More importantly, to openly discuss a candidate’s performance would breach the confidential nature of any individual child’s records under the Data Protection Act. I am sure that your petitioners will appreciate that we are unable to discuss any child’s performance publicly and, although no child has been specifically named in the petition, there are some who could be individually identified or who are known to petitioner’s children.
However, we are conscious that this could be taken as the Authority “covering up” issues. In the circumstances, for any of those candidates referred to in the incident reports or where any information in your petition has enabled us to identify a child, should the predicted outcome not be as the parent had expected when notification of results is sent on 1 March, we will invite this child’s parents to a meeting so they can discuss the outcome in person. Unfortunately, with almost 1500 candidates, we will not be able to extend this opportunity more widely unless there are specific, significant issues.
Notwithstanding this situation, we offer the following comments on the specific points raised in the petition:
1. The invigilator’s report from one centre identified in the petition (Centre A) highlights 1 candidate as stating that they recognised options from the main verbal test. There is no indication that this candidate completed any of the tests quickly, which some might say could be an indicator of prior knowledge of the test papers.
The same invigilator noted that 1 other candidate had completed the non-verbal practice test before the allotted time but not the main tests.
Other invigilator reports at this school also noted 4 candidates completing either the main tests or practice tests before the allotted time.
2. The incident reports from Centre B notes 1 candidate as having reported to the invigilator at the lunch break that a friend, in another invigilator’s class, had said that they had seen the main verbal test before. There is no record of speedy completion of any parts of the tests in respect of either of these candidates.
3. The incident reports from Centre C have no mention of any candidates stating they had seen the test papers before. However, there were 6 candidates recorded as finishing either one or both tests before the allotted time.
4. The incident reports from Centre D make no mention of candidates reporting to have seen the papers before. 1 candidate is reported to have completed the verbal main test before the allotted time.
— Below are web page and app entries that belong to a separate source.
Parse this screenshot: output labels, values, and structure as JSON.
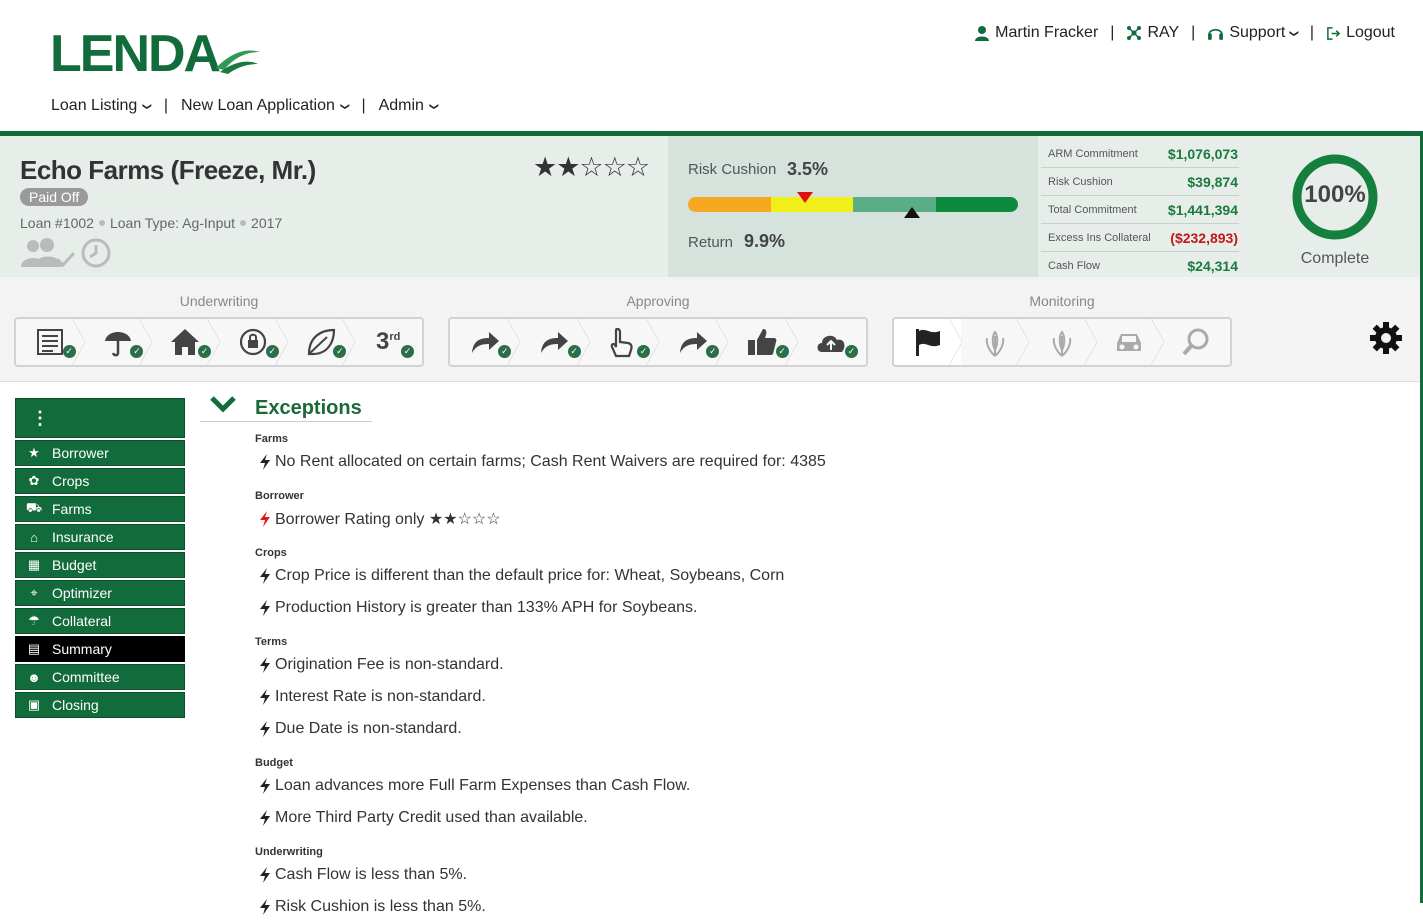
{
  "brand": {
    "logo_text": "LENDA",
    "green": "#126b3a"
  },
  "nav": {
    "items": [
      "Loan Listing",
      "New Loan Application",
      "Admin"
    ],
    "separator": "|"
  },
  "user_nav": {
    "user": "Martin Fracker",
    "ray": "RAY",
    "support": "Support",
    "logout": "Logout",
    "separator": "|"
  },
  "loan": {
    "title": "Echo Farms (Freeze, Mr.)",
    "status": "Paid Off",
    "loan_number": "Loan #1002",
    "loan_type": "Loan Type: Ag-Input",
    "year": "2017",
    "stars": "★★☆☆☆",
    "rating": 2
  },
  "risk": {
    "risk_cushion_label": "Risk Cushion",
    "risk_cushion_value": "3.5%",
    "return_label": "Return",
    "return_value": "9.9%",
    "bar_colors": [
      "#f7a823",
      "#f1ef1a",
      "#5aae87",
      "#0e8a3e"
    ]
  },
  "financials": [
    {
      "label": "ARM Commitment",
      "value": "$1,076,073",
      "negative": false
    },
    {
      "label": "Risk Cushion",
      "value": "$39,874",
      "negative": false
    },
    {
      "label": "Total Commitment",
      "value": "$1,441,394",
      "negative": false
    },
    {
      "label": "Excess Ins Collateral",
      "value": "($232,893)",
      "negative": true
    },
    {
      "label": "Cash Flow",
      "value": "$24,314",
      "negative": false
    }
  ],
  "completion": {
    "percent_text": "100%",
    "percent": 100,
    "label": "Complete"
  },
  "workflow": {
    "underwriting": {
      "title": "Underwriting",
      "steps": [
        "checklist-icon",
        "umbrella-icon",
        "home-icon",
        "lock-refresh-icon",
        "leaf-icon",
        "third-icon"
      ]
    },
    "approving": {
      "title": "Approving",
      "steps": [
        "forward-arrow-icon",
        "forward-arrow-icon",
        "hand-pointer-icon",
        "forward-arrow-icon",
        "thumbs-up-icon",
        "cloud-upload-icon"
      ]
    },
    "monitoring": {
      "title": "Monitoring",
      "steps": [
        "flag-icon",
        "corn-icon",
        "corn-icon",
        "car-icon",
        "search-icon"
      ]
    },
    "third_label": "rd"
  },
  "sidebar": {
    "menu_icon": "⋮",
    "items": [
      {
        "label": "Borrower",
        "icon": "star-icon",
        "glyph": "★"
      },
      {
        "label": "Crops",
        "icon": "plant-icon",
        "glyph": "✿"
      },
      {
        "label": "Farms",
        "icon": "tractor-icon",
        "glyph": "⛟"
      },
      {
        "label": "Insurance",
        "icon": "institution-icon",
        "glyph": "⌂"
      },
      {
        "label": "Budget",
        "icon": "calculator-icon",
        "glyph": "▦"
      },
      {
        "label": "Optimizer",
        "icon": "crosshair-icon",
        "glyph": "⌖"
      },
      {
        "label": "Collateral",
        "icon": "umbrella-icon",
        "glyph": "☂"
      },
      {
        "label": "Summary",
        "icon": "money-icon",
        "glyph": "▤"
      },
      {
        "label": "Committee",
        "icon": "users-icon",
        "glyph": "☻"
      },
      {
        "label": "Closing",
        "icon": "briefcase-icon",
        "glyph": "▣"
      }
    ],
    "active": "Summary"
  },
  "exceptions": {
    "title": "Exceptions",
    "groups": [
      {
        "category": "Farms",
        "items": [
          {
            "text": "No Rent allocated on certain farms; Cash Rent Waivers are required for: 4385",
            "level": "normal"
          }
        ]
      },
      {
        "category": "Borrower",
        "items": [
          {
            "text": "Borrower Rating only ★★☆☆☆",
            "level": "high"
          }
        ]
      },
      {
        "category": "Crops",
        "items": [
          {
            "text": "Crop Price is different than the default price for: Wheat, Soybeans, Corn",
            "level": "normal"
          },
          {
            "text": "Production History is greater than 133% APH for Soybeans.",
            "level": "normal"
          }
        ]
      },
      {
        "category": "Terms",
        "items": [
          {
            "text": "Origination Fee is non-standard.",
            "level": "normal"
          },
          {
            "text": "Interest Rate is non-standard.",
            "level": "normal"
          },
          {
            "text": "Due Date is non-standard.",
            "level": "normal"
          }
        ]
      },
      {
        "category": "Budget",
        "items": [
          {
            "text": "Loan advances more Full Farm Expenses than Cash Flow.",
            "level": "normal"
          },
          {
            "text": "More Third Party Credit used than available.",
            "level": "normal"
          }
        ]
      },
      {
        "category": "Underwriting",
        "items": [
          {
            "text": "Cash Flow is less than 5%.",
            "level": "normal"
          },
          {
            "text": "Risk Cushion is less than 5%.",
            "level": "normal"
          }
        ]
      }
    ]
  }
}
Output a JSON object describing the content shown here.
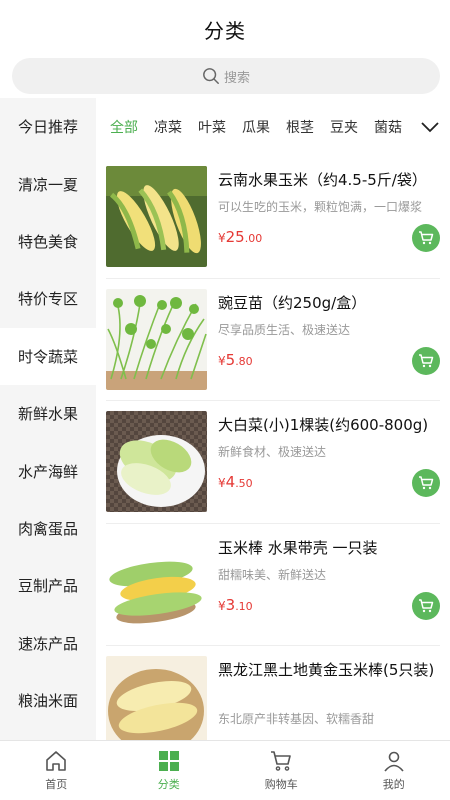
{
  "header": {
    "title": "分类"
  },
  "search": {
    "placeholder": "搜索",
    "icon": "search-icon"
  },
  "sidebar": {
    "items": [
      {
        "label": "今日推荐"
      },
      {
        "label": "清凉一夏"
      },
      {
        "label": "特色美食"
      },
      {
        "label": "特价专区"
      },
      {
        "label": "时令蔬菜",
        "active": true
      },
      {
        "label": "新鲜水果"
      },
      {
        "label": "水产海鲜"
      },
      {
        "label": "肉禽蛋品"
      },
      {
        "label": "豆制产品"
      },
      {
        "label": "速冻产品"
      },
      {
        "label": "粮油米面"
      }
    ]
  },
  "tabs": {
    "items": [
      {
        "label": "全部",
        "active": true
      },
      {
        "label": "凉菜"
      },
      {
        "label": "叶菜"
      },
      {
        "label": "瓜果"
      },
      {
        "label": "根茎"
      },
      {
        "label": "豆夹"
      },
      {
        "label": "菌菇"
      }
    ],
    "more_icon": "chevron-down-icon"
  },
  "products": [
    {
      "name": "云南水果玉米（约4.5-5斤/袋）",
      "desc": "可以生吃的玉米，颗粒饱满，一口爆浆",
      "currency": "¥",
      "price_int": "25",
      "price_dec": ".00"
    },
    {
      "name": "豌豆苗（约250g/盒）",
      "desc": "尽享品质生活、极速送达",
      "currency": "¥",
      "price_int": "5",
      "price_dec": ".80"
    },
    {
      "name": "大白菜(小)1棵装(约600-800g)",
      "desc": "新鲜食材、极速送达",
      "currency": "¥",
      "price_int": "4",
      "price_dec": ".50"
    },
    {
      "name": "玉米棒 水果带壳 一只装",
      "desc": "甜糯味美、新鲜送达",
      "currency": "¥",
      "price_int": "3",
      "price_dec": ".10"
    },
    {
      "name": "黑龙江黑土地黄金玉米棒(5只装)",
      "desc": "东北原产非转基因、软糯香甜",
      "currency": "",
      "price_int": "",
      "price_dec": ""
    }
  ],
  "tabbar": {
    "items": [
      {
        "label": "首页",
        "icon": "home-icon"
      },
      {
        "label": "分类",
        "icon": "category-icon",
        "active": true
      },
      {
        "label": "购物车",
        "icon": "cart-icon"
      },
      {
        "label": "我的",
        "icon": "user-icon"
      }
    ]
  },
  "colors": {
    "accent": "#4caf50",
    "price": "#e53935",
    "cart_button": "#5cb85c"
  }
}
In respect of the 14 children mentioned above (some identified from cross referencing the petition with invigilators reports and some from the invigilator reports alone), and taking account of non-validated test results only, over 70% have raw scores at levels unlikely, when standardised to reach the level that is expected to be required in order to be offered a selective school place. There is no evidence of any advantage having been gained through either reporting to have seen the papers before (even if true) or being able to complete the tests quickly. If any of these children are eventually offered a selective place this would still not support any allegation that the main test papers have been “leaked”, for which we still have no concrete evidence.
Finally, I assure you that the Authority takes these matters very seriously. If any of the signatories to the petition or any other parent has any evidence that substantiates the rumours they should send it to John O’Keefe, Chief Planning & Resources Officer, Lynton House, 255-259 High Road, Ilford, IG1 1NN or email firstname.lastname@example.org”
I note that you have already contacted Mr O’Keefe direct and I would assure you that he will be responding to you in due course.
While this response covers concerns that may be additional to those that you raise, by providing you with full information, I hope that you will appreciate the gravity with which the allegations are being viewed.